Maybe the trend isn’t so much socialism, as another version of ‘back in my day,” with the pandemic thrown in to complicate matters further. Every older generation seems to look down on the generation that comes after them, citing any number of reasons why they are inferior. According to Mackey, “Younger people aren’t quick to work because they want meaningful work,” Mackey told Reason. “You can’t expect to start with meaningful work. You’re going to have to earn it over time.”

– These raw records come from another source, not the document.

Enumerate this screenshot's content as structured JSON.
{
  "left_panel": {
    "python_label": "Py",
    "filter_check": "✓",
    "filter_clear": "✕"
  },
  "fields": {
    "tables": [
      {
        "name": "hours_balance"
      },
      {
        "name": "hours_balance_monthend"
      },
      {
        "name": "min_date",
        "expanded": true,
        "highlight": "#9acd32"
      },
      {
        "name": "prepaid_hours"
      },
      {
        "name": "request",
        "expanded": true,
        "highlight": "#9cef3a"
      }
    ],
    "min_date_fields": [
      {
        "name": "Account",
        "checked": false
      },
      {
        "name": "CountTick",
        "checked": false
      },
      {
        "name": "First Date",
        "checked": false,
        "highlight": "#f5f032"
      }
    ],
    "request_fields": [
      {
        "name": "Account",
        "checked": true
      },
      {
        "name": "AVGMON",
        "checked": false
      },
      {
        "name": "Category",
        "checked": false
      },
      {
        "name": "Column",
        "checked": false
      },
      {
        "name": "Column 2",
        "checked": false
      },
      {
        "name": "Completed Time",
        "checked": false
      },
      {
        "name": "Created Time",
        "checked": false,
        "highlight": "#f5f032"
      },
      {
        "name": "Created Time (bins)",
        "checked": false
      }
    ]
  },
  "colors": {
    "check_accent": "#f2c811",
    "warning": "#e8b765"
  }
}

Fortune Magazine explains that young people today really DO want their jobs to line up with their personal and private values. “A whopping 80% of Gen Zers want to work for an employer that lines up with what they believe in, according to a Linkedin survey.” To put that into perspective, having a job that matches up with an employee’s values and interests seems far less important to other generations, with only 59% of millennials, 49% of Gen X, and 47% of baby boomers interested.

According to the BBC,  “The reality is that Gen Z is coming of age facing a variety of challenges that other generations have not faced at the same life stage, most notably the Covid-19 pandemic and the always-on pressure of social media directly to their smartphone,” says Jason Dorsey, president of the Center for Generational Kinetics, a generations research firm based in Austin, Texas.

Honestly, old people calling younger generations lazy has been going on for centuries, but now we have the memes to explain things better and poke fun at other generations.

Dorsey says there is hope of bringing people together, “It’s awareness of what these different generations have gone through, why they are the way they are,” he says.

Priorities to Balance

While Gen Zers are getting a bad rap that they just don’t want to work, that is not actually the case. They are just seeking a different work/life balance than those who have come before them. By 2025, Gen Zers are expected to make up 27% of the workforce, and they are currently pioneering the Great Resignation, disillusioned with the old expectations of a 9-to-5 job paradigm.

People are starting to speak out. Sara Stewart, a 49-year-old Gen Xer, recalibrated her office job in New York into remote work as a freelance writer, saying that her generation was expected to follow “some pretty unhealthy ways of work.” She admires the Gen Z work ethic, treating their lives as their full time job and fitting in their work around it, taking mental health days, creating boundaries.

“Older generations, if they could wrap their minds around it, they would be able to be a lot more fulfilled and be able to have hobbies and do different things,” Avery Monday, 21 said. “My hope is for them one day to also take part in that and enjoy it, because every generation deserves a good work life balance.”

Gen Z looks at life differently than the generations before them. That likely does not sit well with the Baby Boomers or Gen Xers who have hustled throughout their careers, often putting jobs before families and even mental health. But maybe the pandemic has taught us more about what is truly important, and the work/life balance is going to soon work itself into the fabric of the labor market.